Those preconceptions are bound up with a useful taboo against female violence — a taboo that explains the fascinated reaction to Wade’s arrest. Women are constantly tempted to attack men who enrage them, but it isn’t usually in their interests to do so, for obvious reasons. Men are usually stronger and their inhibitions about violence are usually weaker. So women’s inhibitions about violence have to be correspondingly stronger, because they are physically weaker. But I am beginning to wonder whether that taboo isn’t itself becoming weaker.
In the same speech Butler-Sloss said she was concerned about attitudes to domestic violence among young people. I don’t know where her figures came from, but she said that 10% of young women thought it was acceptable to hit their boyfriends or husbands. (The figure for young men was 20%.) For young women that seems extraordinarily high and it doesn’t even count all the young women who don’t think it “acceptable”, but might give in to temptation occasionally.

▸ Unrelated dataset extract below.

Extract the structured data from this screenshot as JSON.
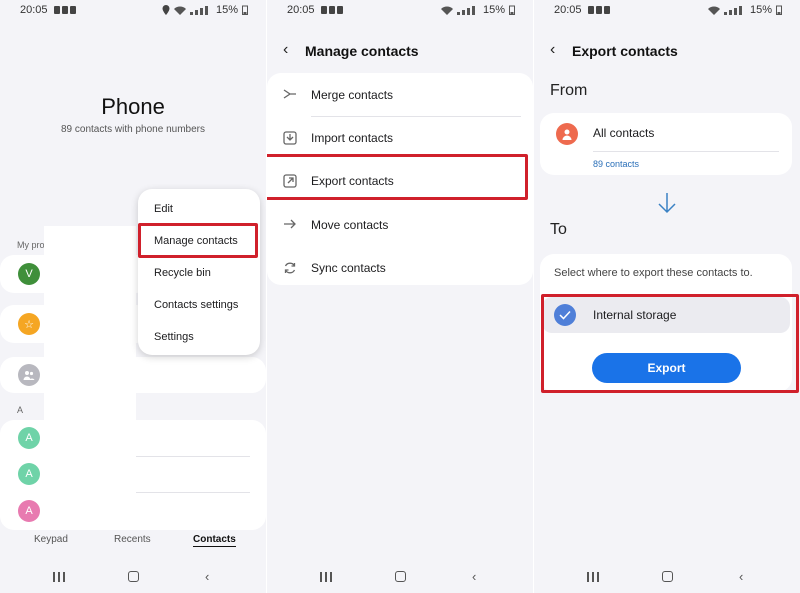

It wouldn’t be at all surprising, given the growing number of films devoted to women whacking men, and given the increasing amount young women drink, if the number of women desensitised to the taboo were not growing too. The irony of Wade’s arrest is that it has done far more to raise awareness of domestic violence (female) than her entire newspaper campaign. It has also added a little to the gaiety of nations.